Nursing interventions are chosen as part of the planning process to achieve patient outcomes. Once nursing diagnoses are determined, the goals and outcomes are specified, then the nursing interventions are selected and individualized according to the patient's situation.
A nursing intervention is a treatment or action based on scientific concepts and knowledge from the nursing, behavioral, and physical sciences. Identifying and prioritizing nursing interventions based on the desired outcome is essential.
The three types of nursing interventions are nurse-initiated, physician-initiated, and collaborative. Some patients require all three interventions, while others require nurse and physician-initiated only.

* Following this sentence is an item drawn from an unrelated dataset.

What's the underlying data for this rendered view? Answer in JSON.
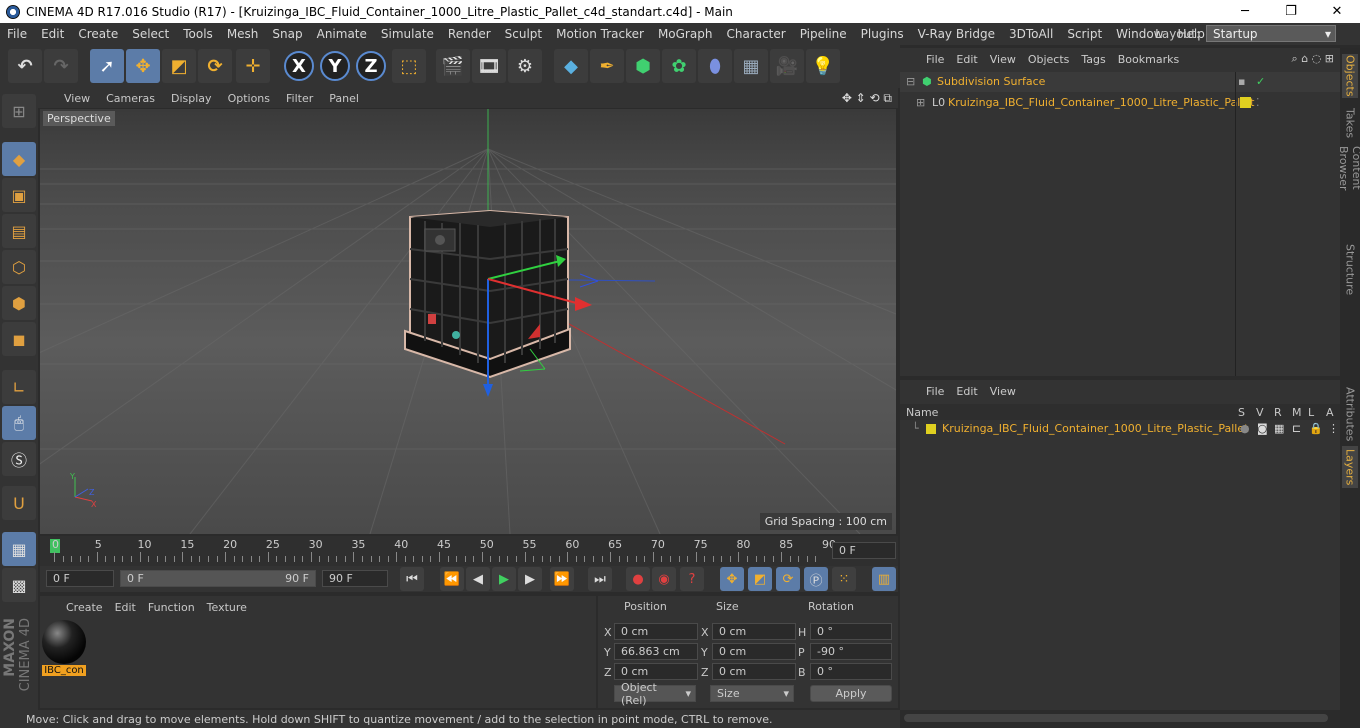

- Nurse-initiated interventions, or independent nursing interventions, are actions a nurse independently begins in response to a nursing diagnosis without healthcare providers' supervision, guidance, or orders. Examples include positioning patients to prevent pressure injuries or informing patients about the adverse effects of medications.

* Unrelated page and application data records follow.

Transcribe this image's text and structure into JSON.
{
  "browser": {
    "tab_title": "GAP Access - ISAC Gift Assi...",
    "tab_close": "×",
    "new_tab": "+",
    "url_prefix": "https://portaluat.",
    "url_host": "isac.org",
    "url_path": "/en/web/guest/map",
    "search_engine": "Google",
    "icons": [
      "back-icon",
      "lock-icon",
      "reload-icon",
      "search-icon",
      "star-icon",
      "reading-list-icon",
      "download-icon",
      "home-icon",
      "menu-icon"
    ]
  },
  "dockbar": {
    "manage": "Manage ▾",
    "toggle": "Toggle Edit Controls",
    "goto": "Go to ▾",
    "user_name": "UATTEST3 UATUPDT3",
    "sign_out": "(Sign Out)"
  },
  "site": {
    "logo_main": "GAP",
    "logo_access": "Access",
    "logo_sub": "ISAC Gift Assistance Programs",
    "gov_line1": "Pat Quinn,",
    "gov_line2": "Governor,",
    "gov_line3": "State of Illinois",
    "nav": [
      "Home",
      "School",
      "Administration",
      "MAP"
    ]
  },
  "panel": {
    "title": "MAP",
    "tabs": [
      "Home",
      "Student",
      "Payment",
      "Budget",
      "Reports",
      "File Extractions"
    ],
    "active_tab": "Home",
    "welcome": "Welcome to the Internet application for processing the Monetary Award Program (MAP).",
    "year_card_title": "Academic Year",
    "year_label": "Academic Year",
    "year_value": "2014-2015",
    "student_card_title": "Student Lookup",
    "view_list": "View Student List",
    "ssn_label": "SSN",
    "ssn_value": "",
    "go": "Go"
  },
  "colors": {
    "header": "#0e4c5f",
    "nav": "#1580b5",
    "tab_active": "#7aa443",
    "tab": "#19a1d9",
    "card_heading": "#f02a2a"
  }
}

- Physician-initiated interventions, or dependent nursing interventions, are treatments or actions requiring a physician's or nurse practitioner's orders for treating or managing a medical diagnosis are interventions. Examples include administering a medication or implementing an invasive procedure such as inserting a Foley catheter or starting an IV infusion.

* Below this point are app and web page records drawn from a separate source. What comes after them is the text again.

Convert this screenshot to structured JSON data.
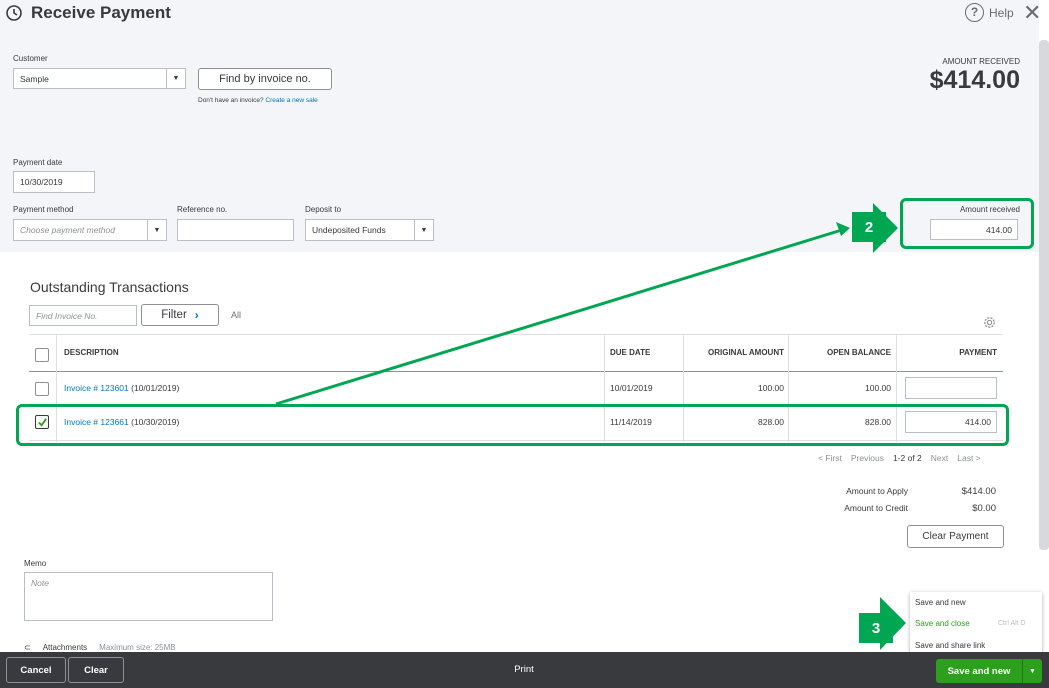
{
  "header": {
    "title": "Receive Payment",
    "help_label": "Help",
    "help_glyph": "?",
    "close_glyph": "✕"
  },
  "customer": {
    "label": "Customer",
    "value": "Sample",
    "find_button": "Find by invoice no.",
    "no_invoice_text": "Don't have an invoice?",
    "create_sale_link": "Create a new sale"
  },
  "amount_received_summary": {
    "label": "AMOUNT RECEIVED",
    "value": "$414.00"
  },
  "payment_date": {
    "label": "Payment date",
    "value": "10/30/2019"
  },
  "payment_method": {
    "label": "Payment method",
    "placeholder": "Choose payment method"
  },
  "reference": {
    "label": "Reference no.",
    "value": ""
  },
  "deposit_to": {
    "label": "Deposit to",
    "value": "Undeposited Funds"
  },
  "amount_received": {
    "label": "Amount received",
    "value": "414.00"
  },
  "outstanding": {
    "title": "Outstanding Transactions",
    "find_placeholder": "Find Invoice No.",
    "filter_label": "Filter",
    "filter_chevron": "›",
    "all_label": "All",
    "columns": [
      "DESCRIPTION",
      "DUE DATE",
      "ORIGINAL AMOUNT",
      "OPEN BALANCE",
      "PAYMENT"
    ],
    "rows": [
      {
        "invoice": "Invoice # 123601",
        "date": "(10/01/2019)",
        "due": "10/01/2019",
        "original": "100.00",
        "open": "100.00",
        "payment": "",
        "checked": false
      },
      {
        "invoice": "Invoice # 123661",
        "date": "(10/30/2019)",
        "due": "11/14/2019",
        "original": "828.00",
        "open": "828.00",
        "payment": "414.00",
        "checked": true
      }
    ],
    "pagination": {
      "first": "< First",
      "previous": "Previous",
      "range": "1-2 of 2",
      "next": "Next",
      "last": "Last >"
    }
  },
  "totals": {
    "apply_label": "Amount to Apply",
    "apply_value": "$414.00",
    "credit_label": "Amount to Credit",
    "credit_value": "$0.00",
    "clear_button": "Clear Payment"
  },
  "memo": {
    "label": "Memo",
    "placeholder": "Note"
  },
  "attachments": {
    "label": "Attachments",
    "max_size": "Maximum size: 25MB"
  },
  "footer": {
    "cancel": "Cancel",
    "clear": "Clear",
    "print": "Print",
    "save_new": "Save and new"
  },
  "save_menu": {
    "items": [
      "Save and new",
      "Save and close",
      "Save and share link"
    ],
    "shortcut": "Ctrl Alt D"
  },
  "annotations": {
    "step2": "2",
    "step3": "3",
    "color": "#00a651"
  },
  "colors": {
    "accent_green": "#2ca01c",
    "link_blue": "#0077c5",
    "footer_bg": "#393a3d"
  }
}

- Collaborative intervention, or interdependent interventions, require multiple healthcare providers' combined knowledge, skill, and expertise. Nursing interventions require collaboration with other healthcare team members, such as physicians, social workers, respiratory therapists, physical therapists, and occupational therapists.